One of the advantages of cubic Hermite splines is that their interval interpolation formula is an explicit function of gradients $m_0, m_1, ... m_{n-1}$ at knot-points:

where the Hermite bases are:

(For now, I will be using the unit-interval form of the interpolation, where t runs from 0 to 1 on each interval.
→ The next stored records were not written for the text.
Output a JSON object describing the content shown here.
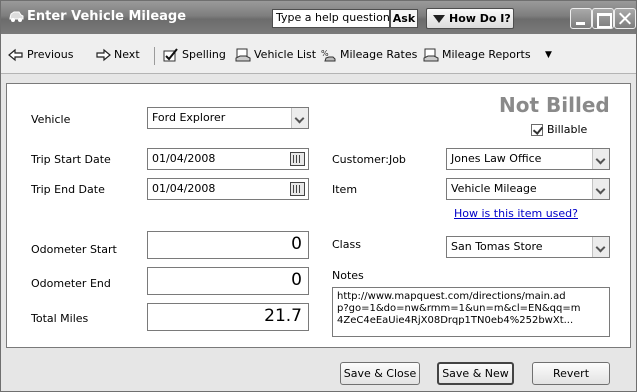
{
  "window": {
    "title": "Enter Vehicle Mileage",
    "help_placeholder": "Type a help question",
    "ask_label": "Ask",
    "howdoi_label": "How Do I?"
  },
  "toolbar": {
    "previous": "Previous",
    "next": "Next",
    "spelling": "Spelling",
    "vehicle_list": "Vehicle List",
    "mileage_rates": "Mileage Rates",
    "mileage_reports": "Mileage Reports"
  },
  "form": {
    "vehicle_label": "Vehicle",
    "vehicle_value": "Ford Explorer",
    "trip_start_label": "Trip Start Date",
    "trip_start_value": "01/04/2008",
    "trip_end_label": "Trip End Date",
    "trip_end_value": "01/04/2008",
    "odometer_start_label": "Odometer Start",
    "odometer_start_value": "0",
    "odometer_end_label": "Odometer End",
    "odometer_end_value": "0",
    "total_miles_label": "Total Miles",
    "total_miles_value": "21.7",
    "status": "Not Billed",
    "billable_label": "Billable",
    "billable_checked": true,
    "customer_job_label": "Customer:Job",
    "customer_job_value": "Jones Law Office",
    "item_label": "Item",
    "item_value": "Vehicle Mileage",
    "item_help_link": "How is this item used?",
    "class_label": "Class",
    "class_value": "San Tomas Store",
    "notes_label": "Notes",
    "notes_value": "http://www.mapquest.com/directions/main.ad\np?go=1&do=nw&rmm=1&un=m&cl=EN&qq=m\n4ZeC4eEaUie4RjX08Drqp1TN0eb4%252bwXt..."
  },
  "buttons": {
    "save_close": "Save & Close",
    "save_new": "Save & New",
    "revert": "Revert"
  }
}
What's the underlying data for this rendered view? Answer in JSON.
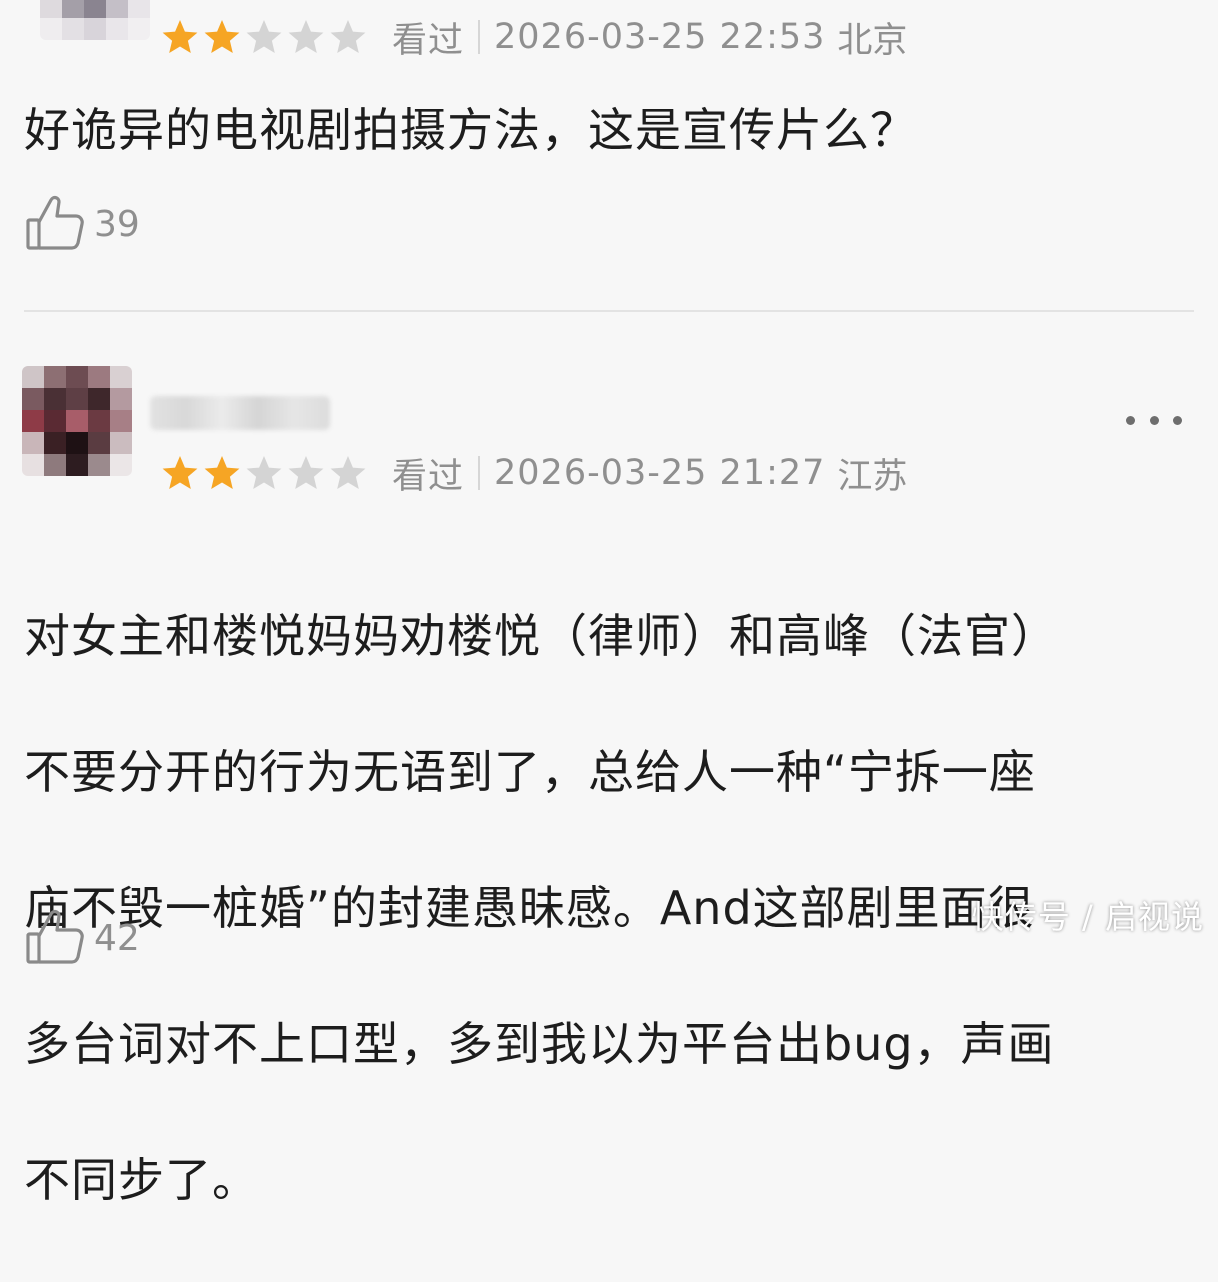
{
  "colors": {
    "star_filled": "#f6a524",
    "star_empty": "#d4d4d4",
    "meta_text": "#8f8f8f",
    "body_text": "#1d1d1d",
    "background": "#f7f7f7"
  },
  "comments": [
    {
      "rating": 2,
      "rating_max": 5,
      "status": "看过",
      "datetime": "2026-03-25 22:53",
      "location": "北京",
      "text": "好诡异的电视剧拍摄方法，这是宣传片么？",
      "likes": "39"
    },
    {
      "rating": 2,
      "rating_max": 5,
      "status": "看过",
      "datetime": "2026-03-25 21:27",
      "location": "江苏",
      "text_lines": [
        "对女主和楼悦妈妈劝楼悦（律师）和高峰（法官）",
        "不要分开的行为无语到了，总给人一种“宁拆一座",
        "庙不毁一桩婚”的封建愚昧感。And这部剧里面很",
        "多台词对不上口型，多到我以为平台出bug，声画",
        "不同步了。"
      ],
      "likes": "42"
    }
  ],
  "icons": {
    "like": "thumbs-up-icon",
    "more": "more-dots-icon",
    "star": "star-icon"
  },
  "watermark": "快传号 / 启视说"
}
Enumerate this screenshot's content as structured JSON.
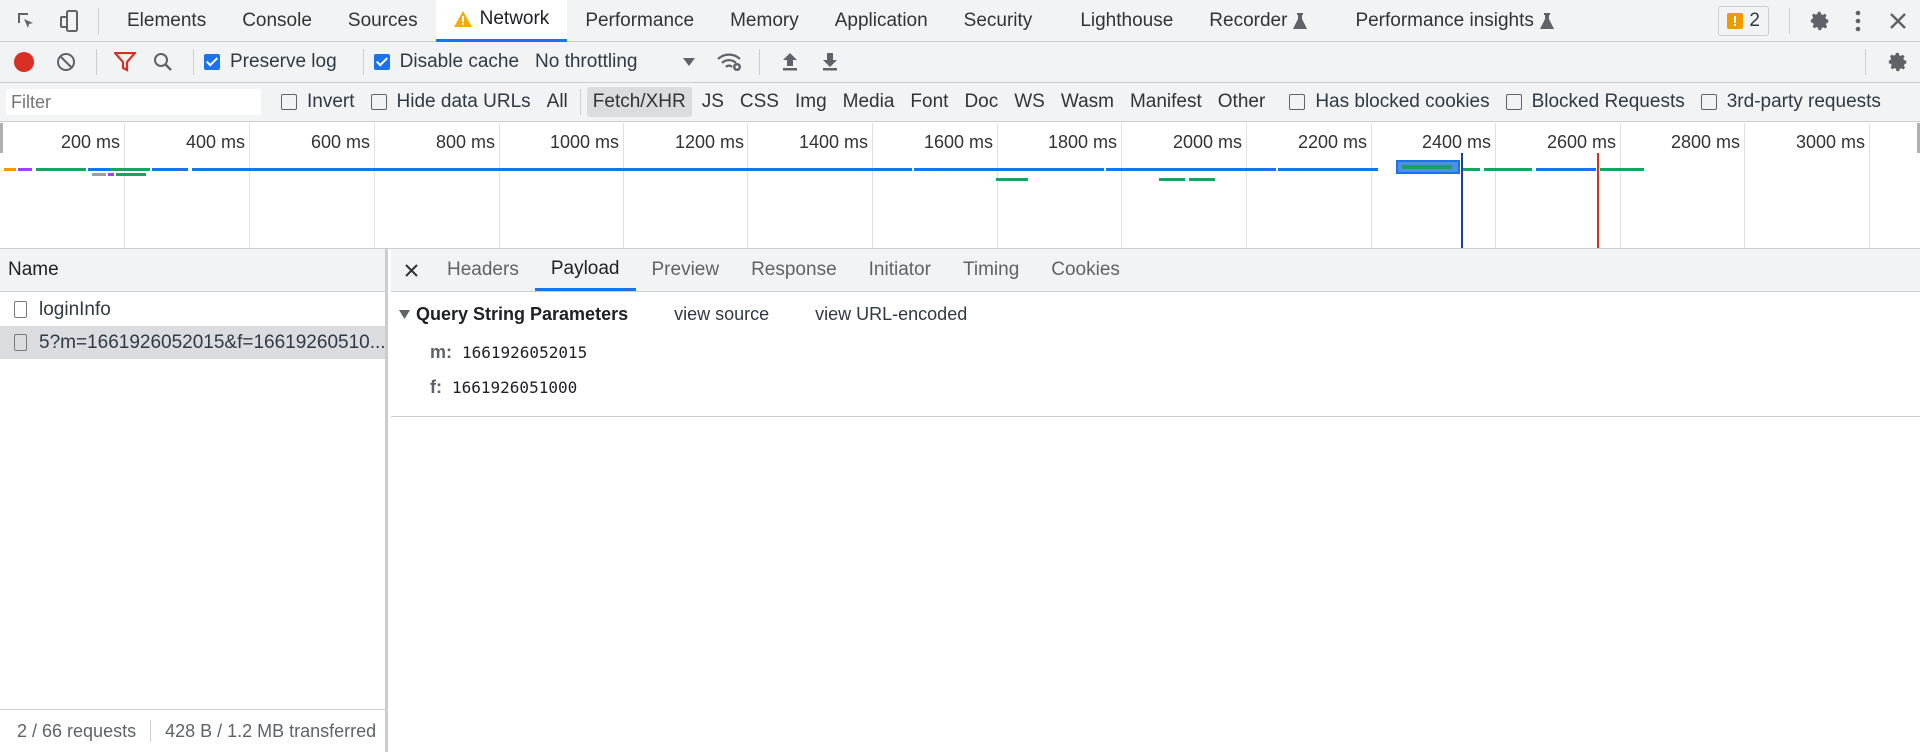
{
  "main_tabs": [
    {
      "label": "Elements"
    },
    {
      "label": "Console"
    },
    {
      "label": "Sources"
    },
    {
      "label": "Network"
    },
    {
      "label": "Performance"
    },
    {
      "label": "Memory"
    },
    {
      "label": "Application"
    },
    {
      "label": "Security"
    },
    {
      "label": "Lighthouse"
    },
    {
      "label": "Recorder"
    },
    {
      "label": "Performance insights"
    }
  ],
  "active_main_tab": "Network",
  "issues_count": "2",
  "toolbar": {
    "preserve_log_label": "Preserve log",
    "preserve_log_checked": true,
    "disable_cache_label": "Disable cache",
    "disable_cache_checked": true,
    "throttling_value": "No throttling"
  },
  "filter_bar": {
    "placeholder": "Filter",
    "invert_label": "Invert",
    "hide_data_urls_label": "Hide data URLs",
    "types": [
      "All",
      "Fetch/XHR",
      "JS",
      "CSS",
      "Img",
      "Media",
      "Font",
      "Doc",
      "WS",
      "Wasm",
      "Manifest",
      "Other"
    ],
    "active_type": "Fetch/XHR",
    "has_blocked_cookies_label": "Has blocked cookies",
    "blocked_requests_label": "Blocked Requests",
    "third_party_label": "3rd-party requests"
  },
  "overview": {
    "tick_labels": [
      "200 ms",
      "400 ms",
      "600 ms",
      "800 ms",
      "1000 ms",
      "1200 ms",
      "1400 ms",
      "1600 ms",
      "1800 ms",
      "2000 ms",
      "2200 ms",
      "2400 ms",
      "2600 ms",
      "2800 ms",
      "3000 ms"
    ]
  },
  "requests": {
    "column_header": "Name",
    "items": [
      {
        "name": "loginInfo"
      },
      {
        "name": "5?m=1661926052015&f=16619260510..."
      }
    ],
    "status_requests": "2 / 66 requests",
    "status_transferred": "428 B / 1.2 MB transferred"
  },
  "detail": {
    "tabs": [
      {
        "label": "Headers"
      },
      {
        "label": "Payload"
      },
      {
        "label": "Preview"
      },
      {
        "label": "Response"
      },
      {
        "label": "Initiator"
      },
      {
        "label": "Timing"
      },
      {
        "label": "Cookies"
      }
    ],
    "active_tab": "Payload",
    "section_title": "Query String Parameters",
    "view_source": "view source",
    "view_url_encoded": "view URL-encoded",
    "params": [
      {
        "key": "m:",
        "value": "1661926052015"
      },
      {
        "key": "f:",
        "value": "1661926051000"
      }
    ]
  },
  "colors": {
    "accent": "#1a73e8",
    "record": "#d93025",
    "warning": "#f9ab00",
    "issue_badge": "#f29900"
  }
}
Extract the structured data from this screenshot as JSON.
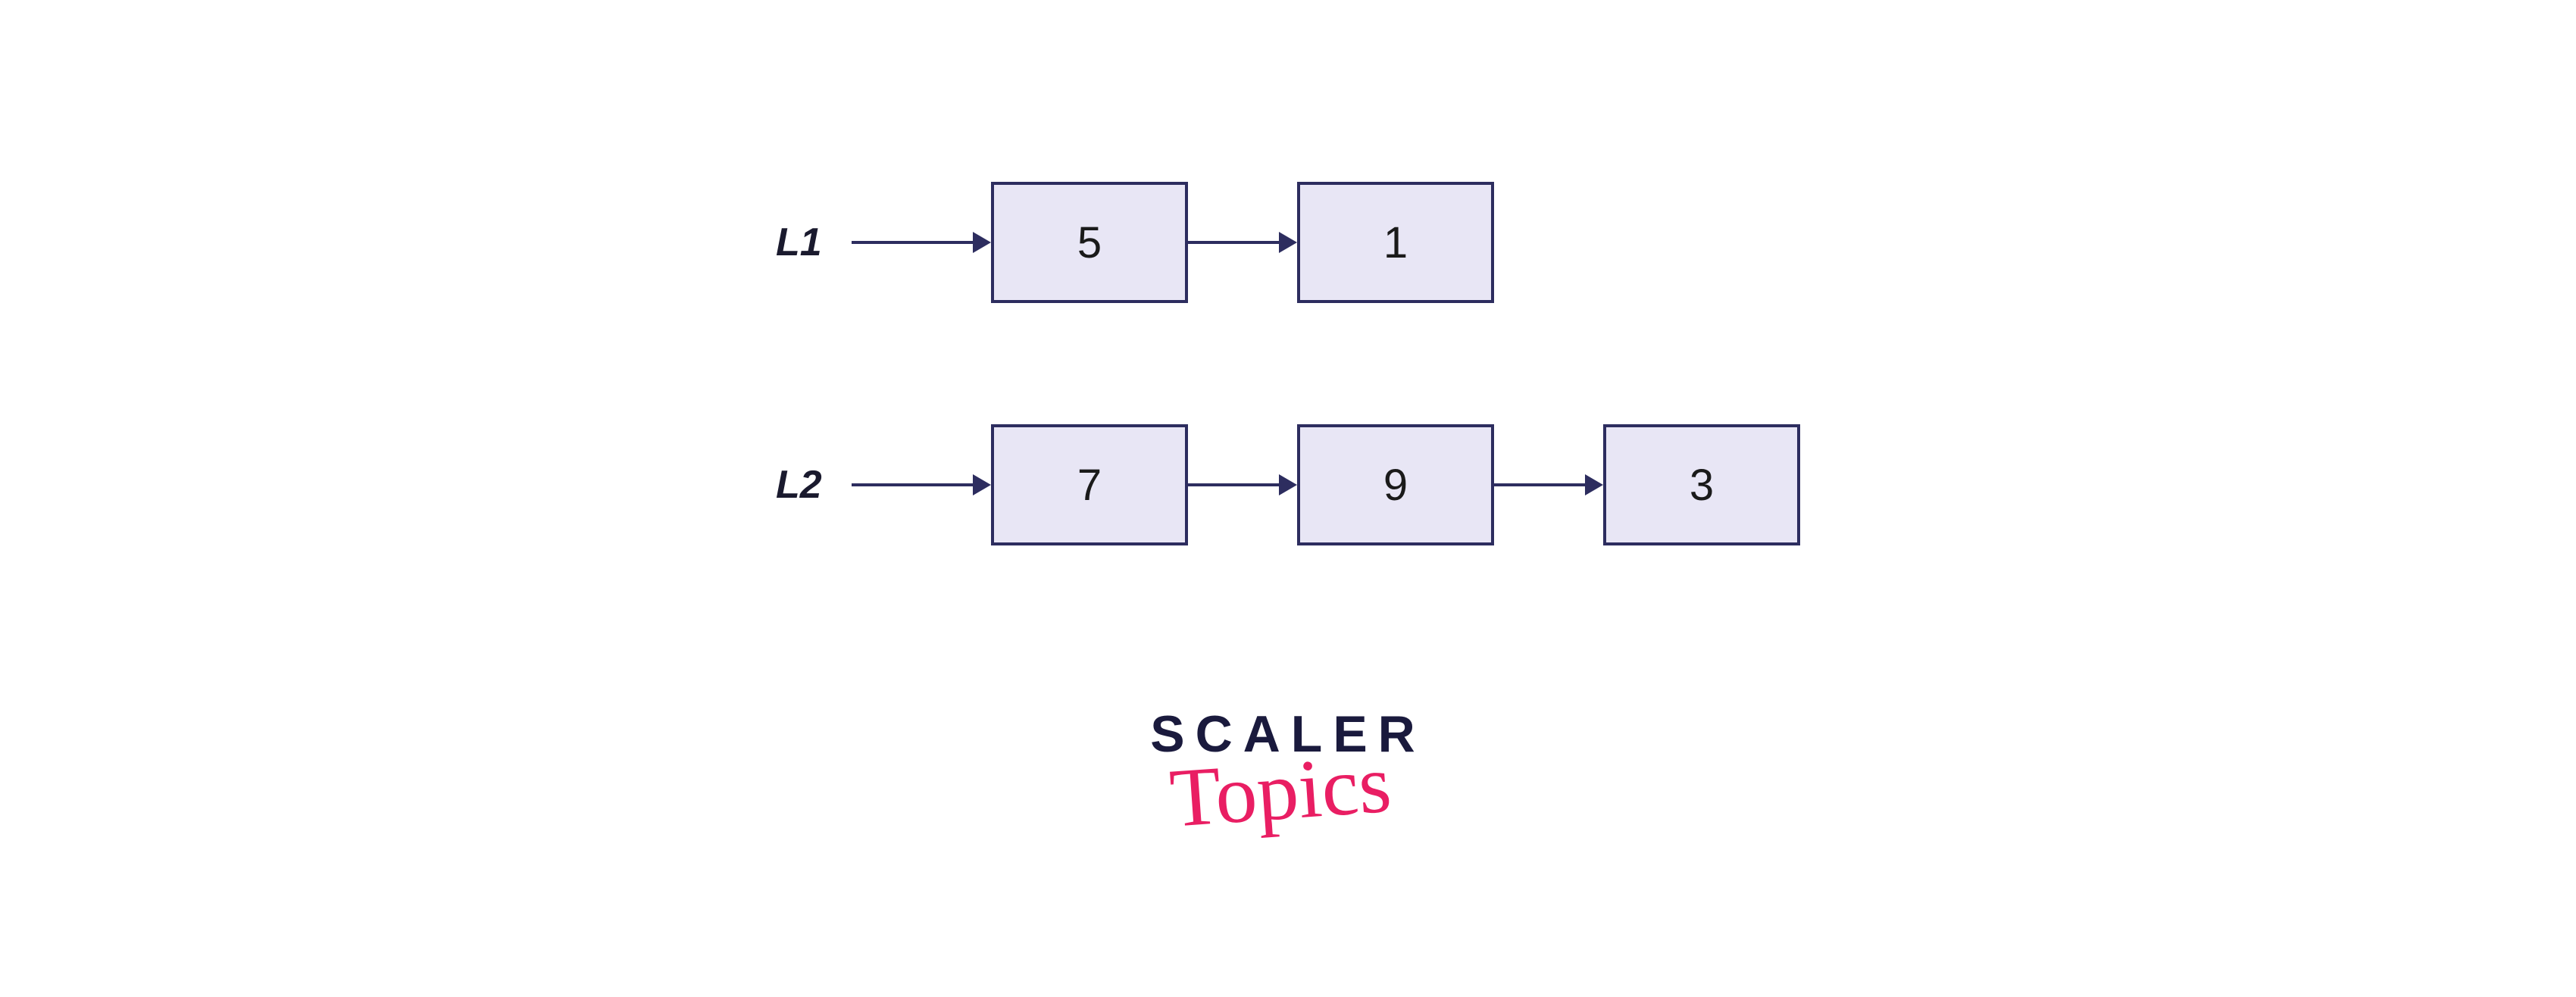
{
  "lists": [
    {
      "label": "L1",
      "nodes": [
        "5",
        "1"
      ]
    },
    {
      "label": "L2",
      "nodes": [
        "7",
        "9",
        "3"
      ]
    }
  ],
  "logo": {
    "line1": "SCALER",
    "line2": "Topics"
  }
}
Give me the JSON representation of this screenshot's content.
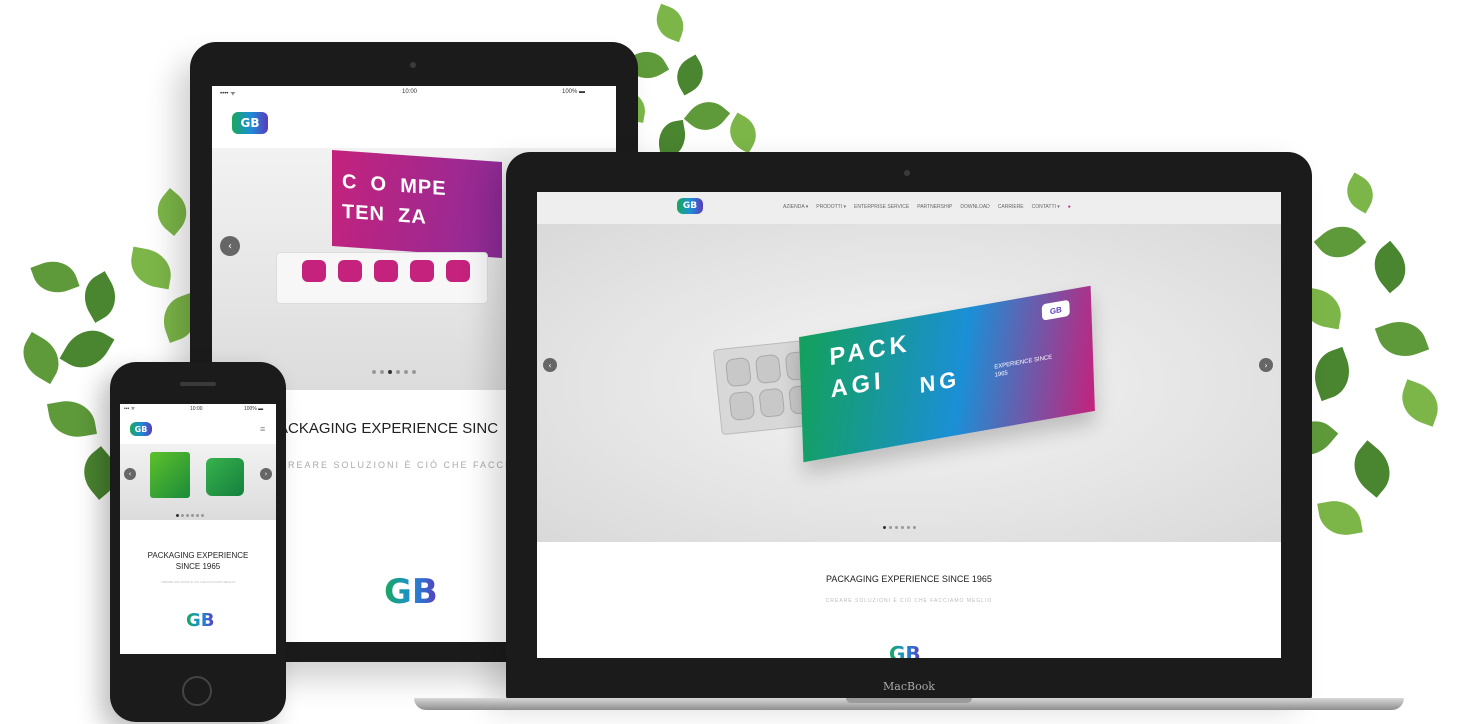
{
  "laptop": {
    "brand_label": "MacBook",
    "nav": {
      "items": [
        "AZIENDA ▾",
        "PRODOTTI ▾",
        "ENTERPRISE SERVICE",
        "PARTNERSHIP",
        "DOWNLOAD",
        "CARRIERE",
        "CONTATTI ▾"
      ]
    },
    "hero": {
      "box_line1": "PACK",
      "box_line2": "AGI",
      "box_line3": "NG",
      "box_side": "EXPERIENCE SINCE 1965"
    },
    "tagline": {
      "title": "PACKAGING EXPERIENCE SINCE 1965",
      "subtitle": "CREARE SOLUZIONI È CIÒ CHE FACCIAMO MEGLIO"
    }
  },
  "tablet": {
    "status": {
      "carrier": "•••• ᯤ",
      "time": "10:00",
      "battery": "100% ▬"
    },
    "hero": {
      "word_line1": "C  O  MPE",
      "word_line2": "TEN  ZA"
    },
    "tagline": {
      "title": "ACKAGING EXPERIENCE SINC",
      "subtitle": "REARE SOLUZIONI È CIÒ CHE FACCIAMO"
    }
  },
  "phone": {
    "status": {
      "carrier": "••• ᯤ",
      "time": "10:00",
      "battery": "100% ▬"
    },
    "tagline": {
      "title": "PACKAGING EXPERIENCE SINCE 1965",
      "subtitle": "CREARE SOLUZIONI È CIÒ CHE FACCIAMO MEGLIO"
    }
  },
  "logo_text": "GB",
  "colors": {
    "green": "#1aa85a",
    "blue": "#1b8fd6",
    "purple": "#5b3bbd",
    "magenta": "#c4227c",
    "device_dark": "#1b1b1b"
  }
}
I will also discuss the non-uniform interval equations below)

This formulation allows one to explicitly specify the interpolation gradient at each knot point, and to choose from various gradient assignment policies, for example those listed here, even supporting policies for enforcing monotonic interpolations.

One important caveat with cubic Hermite splines is that although the gradient $y'(t)$ is guaranteed to be continuous, it is not guaranteed to be smooth (that is, differentiable) across the knots (it is of course smooth inside each interval). Therefore, another useful category of gradient policy is to obtain gradients $m_0, m_1, ... m_{n-1}$ such that $y'(t)$ is also smooth across knots.

(I feel sure that what follows was long since derived elsewhere, but my attempts to dig the formulation up on the internet failed, and so I decided the derivation might make a useful blog post)

To ensure smooth gradient across knot points, we want the 2nd derivative $y''(t)$ to be equal at the boundaries of adjacent intervals:

or substituting the 2nd derivative of the basis definitions above:

Observe that t = 1 on the left hand side of this equation, and t = 0 on the right side, and so we have:

which we can rearrange as:

Given n knot points, the above equation holds for j = 1 to n-2 (using zero-based indexing, as nature intended). Once we define equations for j = 0 and j = n-1, we will have a system of equations to solve. There are two likely choices. The first is to simply specify the endpoint gradients $m_0 = G$ and $m_{n-1} = H$ directly, which yields the following tri-diagonal matrix equation:

The second common endpoint policy is to set the 2nd derivative equal to zero – the “natural spline.” Setting the 2nd derivative to zero at the left-end knot (and t = 0) gives us:

Similarly, at the right-end knot (t = 1), we have:

And so for a natural spline endpoint policy the matrix equation looks like this:

The derivation above is for uniform (and unit) intervals, where t runs from 0 to 1 on each knot interval. I’ll now discuss the variation where knot intervals are non-uniform. The non-uniform form of the interpolation equation is:

Taking $t = t(x)$ and applying the chain rule, we see that 2nd derivative equation now looks like:

Applying a derivation similar to the above, we find that our (interior) equations look like this:

and natural spline endpoint equations are:

And so the matrix equation for specified endpoint gradients is:

And the equation for natural spline endpoints is: